|M.Sc Student||Reger Ronit|
|Subject||Learning and Exploiting Relative Weaknesses of Opponent|
|Department||Department of Computer Science||Supervisor||Professor Shaul Markovitch|

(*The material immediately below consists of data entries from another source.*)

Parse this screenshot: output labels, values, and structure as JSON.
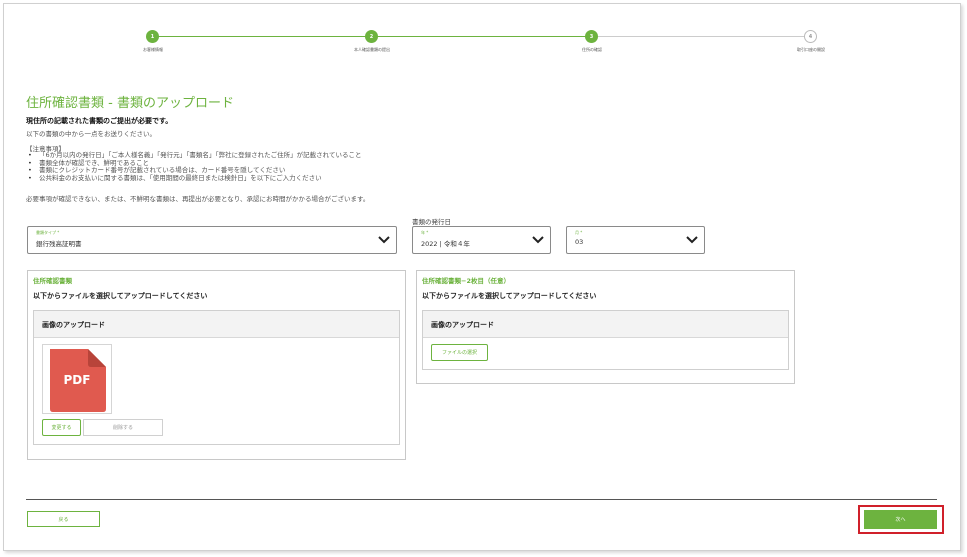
{
  "stepper": {
    "steps": [
      {
        "number": "1",
        "label": "お客様情報"
      },
      {
        "number": "2",
        "label": "本人確認書類の提出"
      },
      {
        "number": "3",
        "label": "住所の確認"
      },
      {
        "number": "4",
        "label": "取引口座の開設"
      }
    ],
    "colors": {
      "done": "#6db33f",
      "pending": "#cccccc"
    }
  },
  "header": {
    "title": "住所確認書類 - 書類のアップロード",
    "subtitle": "現住所の記載された書類のご提出が必要です。",
    "intro": "以下の書類の中から一点をお送りください。"
  },
  "notes": {
    "heading": "【注意事項】",
    "items": [
      "「6か月以内の発行日」「ご本人様名義」「発行元」「書類名」「弊社に登録されたご住所」が記載されていること",
      "書類全体が確認でき、鮮明であること",
      "書類にクレジットカード番号が記載されている場合は、カード番号を隠してください",
      "公共料金のお支払いに関する書類は、「使用期間の最終日または検針日」を以下にご入力ください"
    ],
    "warning": "必要事項が確認できない、または、不鮮明な書類は、再提出が必要となり、承認にお時間がかかる場合がございます。"
  },
  "form": {
    "date_label": "書類の発行日",
    "doc_type": {
      "caption": "書類タイプ *",
      "value": "銀行残高証明書"
    },
    "year": {
      "caption": "年 *",
      "value": "2022 | 令和４年"
    },
    "month": {
      "caption": "月 *",
      "value": "03"
    }
  },
  "panel1": {
    "title": "住所確認書類",
    "instruction": "以下からファイルを選択してアップロードしてください",
    "upload_heading": "画像のアップロード",
    "file_label": "PDF",
    "change_label": "変更する",
    "delete_label": "削除する"
  },
  "panel2": {
    "title": "住所確認書類−2枚目（任意）",
    "instruction": "以下からファイルを選択してアップロードしてください",
    "upload_heading": "画像のアップロード",
    "select_file_label": "ファイルの選択"
  },
  "footer": {
    "back_label": "戻る",
    "next_label": "次へ"
  },
  "colors": {
    "accent": "#6db33f",
    "pdf": "#e05a4f",
    "highlight": "#d0202a"
  }
}
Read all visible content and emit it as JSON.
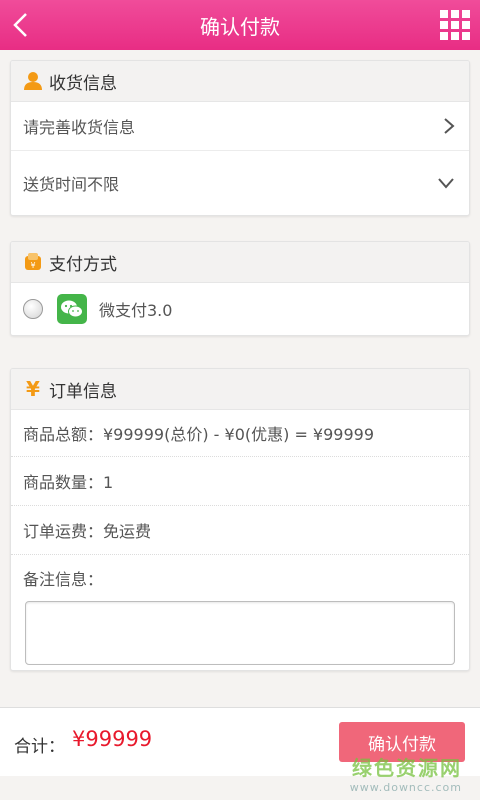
{
  "header": {
    "title": "确认付款",
    "back_icon": "chevron-left-icon",
    "menu_icon": "grid-menu-icon"
  },
  "delivery": {
    "title": "收货信息",
    "address_placeholder": "请完善收货信息",
    "time_text": "送货时间不限"
  },
  "payment": {
    "title": "支付方式",
    "option_label": "微支付3.0"
  },
  "order": {
    "title": "订单信息",
    "icon_char": "¥",
    "total_text": "商品总额：¥99999(总价) - ¥0(优惠) = ¥99999",
    "quantity_text": "商品数量：1",
    "shipping_text": "订单运费：免运费",
    "remarks_label": "备注信息："
  },
  "footer": {
    "total_label": "合计：",
    "total_value": "¥99999",
    "confirm_label": "确认付款"
  },
  "watermark": {
    "line1": "绿色资源网",
    "line2": "www.downcc.com"
  },
  "colors": {
    "header": "#e82d84",
    "accent_price": "#e8192c",
    "confirm_button": "#f0677a",
    "wechat_green": "#44b549"
  }
}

Agents in a competitive interaction can greatly benefit from adapting to a particular adversary, rather than using the same general strategy against all opponents. One method of such adaptation is Opponent Modelling, in which a model of an opponent is acquired and utilized as part of the agent's decision procedure in future interactions with this opponent. However, acquiring an accurate model of a complex opponent strategy may be computationally infeasible. In addition, if the learned model is not accurate, then using it to predict the opponent's actions may potentially harm the agent's strategy rather than improving it. We thus define the concept of opponent weakness, and present a method for learning a model of this simpler concept. We analyze examples of past behavior of an opponent in a particular domain, judging its actions using a trusted judge. We then infer a weakness model based on the opponent's actions relative to the domain state, and incorporate this model into our agent's decision procedure. We also make use of a similar “self weakness model”, allowing the agent to prefer states in which the opponent is weak and our agent strong; where we have a “relative advantage” over the opponent. Experimental results spanning two different test domains demonstrate the agents' improved performance when making use of the weakness models.